I chose lamb stew and a few others had sausage cassoulet or burgers. I also had a cheeky taste of Debbie’s cassoulet (for blog purposes of course!) This kind of food hits you in the perfect way. It could be cold and miserable outside and you would feel better after the first mouthful. Soul food, I believe, is the expression.
There is a gorgeous outside seating area looking out onto parts of Greenhaugh in Northumberland National Park. This area is well known for its hay meadows and was incredibly tranquil.
I’d be lying if I said I didn’t squeeze a pudding in too. The diet always starts after an adventure! It was scrumptious.
No rest for the group after our delicious meal though. We were going to an annual event and it could get very dirty. Mestival was next up!
Set in the grounds of Hesleyside Hall, Mestival is a new attraction providing a sports event and a mini festival village. There were stalls, food and even live music at the stage.
Each year, there is a 10k messy assault course and race for competitors. This looked like a huge amount of fun and as the drizzle came down harder, it became very muddy. The only event where more mud and rain means more fun.
On the site of Hesleyside Hall, are glamping huts. I’ve started to get really into this kind of accommodation recently and I’d love to try them out. I had a quick look for me and my family when I got home and they are so popular. Booked up months in advance which shows how great they are to stay in. Another great option for a night away.
We got back in our minibus after walking around, a bit soggy and slightly muddy but very pleased with our day out. Last stop was Battlesteads. What I didn’t realise then, was that Battlesteads would be one of my big highlights of the day. This is the part where I turn into a massive geek.
Hidden in this quiet place is something very exciting. Passing this small building, you would have no idea all of the wonders it holds!
We strolled through to the gardens at the back and were introduced and given information about this place. It is very eco-friendly and has a pollinating garden that is a habitat for small creatures, a vegetable patch, red LED lights to reduce light pollution (a clue!) and solar panel energy.
You can stay in the eco lodges and eat food fresh from the site in their restaurant. You can also go further back to a little hut. Here, you can explore not only Northumberland, but the WHOLE UNIVERSE!
Battlesteads Observatory is now a key player in education and exploration in our International Dark Sky Park. This is the largest area of dark protected skies in Europe. On my doorstep no less!
We met Roy Alexander from Astroventures who is my new favourite teacher! He is a physicist and is incredibly enthusiastic about star gazing and astronomy. He taught us how to adjust binoculars properly. I’ve been doing it wrong up to now! We also got to hold a piece of asteroid and touch part of Mars.
We saw the telescope and found out about the constellations we can go away and view ourselves. It was fun, easy and exciting. We are made of stardust, don’t you know?!

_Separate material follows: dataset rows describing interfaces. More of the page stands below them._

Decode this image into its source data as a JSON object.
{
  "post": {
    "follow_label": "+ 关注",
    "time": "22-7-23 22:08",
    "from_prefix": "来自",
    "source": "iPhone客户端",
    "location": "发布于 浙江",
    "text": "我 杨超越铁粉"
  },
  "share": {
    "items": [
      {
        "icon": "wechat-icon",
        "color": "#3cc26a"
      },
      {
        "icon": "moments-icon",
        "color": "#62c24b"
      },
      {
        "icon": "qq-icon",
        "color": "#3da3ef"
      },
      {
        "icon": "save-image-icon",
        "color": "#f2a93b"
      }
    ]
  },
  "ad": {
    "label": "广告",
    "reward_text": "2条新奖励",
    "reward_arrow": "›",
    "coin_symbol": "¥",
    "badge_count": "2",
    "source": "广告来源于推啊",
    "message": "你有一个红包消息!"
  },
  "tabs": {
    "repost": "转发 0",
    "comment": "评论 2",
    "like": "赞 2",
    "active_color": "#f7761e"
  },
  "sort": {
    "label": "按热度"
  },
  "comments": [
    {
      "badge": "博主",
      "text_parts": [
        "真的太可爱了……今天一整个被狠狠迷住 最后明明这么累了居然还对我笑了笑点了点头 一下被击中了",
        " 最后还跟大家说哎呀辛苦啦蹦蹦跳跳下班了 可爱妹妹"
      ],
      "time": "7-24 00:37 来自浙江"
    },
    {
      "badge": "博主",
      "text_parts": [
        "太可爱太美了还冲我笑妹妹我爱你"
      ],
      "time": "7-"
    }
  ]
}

As well as feeling the excitement of childhood, I was so proud that my home region contributes so much to this field. There are discovery nights for adults and families. There are aurora hunting sessions and photography as well as social outreach for disadvantaged children in the area.
I really started to feel like this day was the start of a much longer and bigger partnership that I will have with Northumberland National Park. It has so much to discover and we only scratched the surface. Most people think there’s nothing up here. That couldn’t be more wrong.
Have you been to Northumberland National Park? Would you like to hike, eat great food and visit an International dark sky park? What are you waiting for?!
I’d like to say a huge thank you to John and Joanne from Round Table Solutions, Duncan from Northumberland National Park and of course my wonderful group of Travel Massive for making this day happen and for making it so special.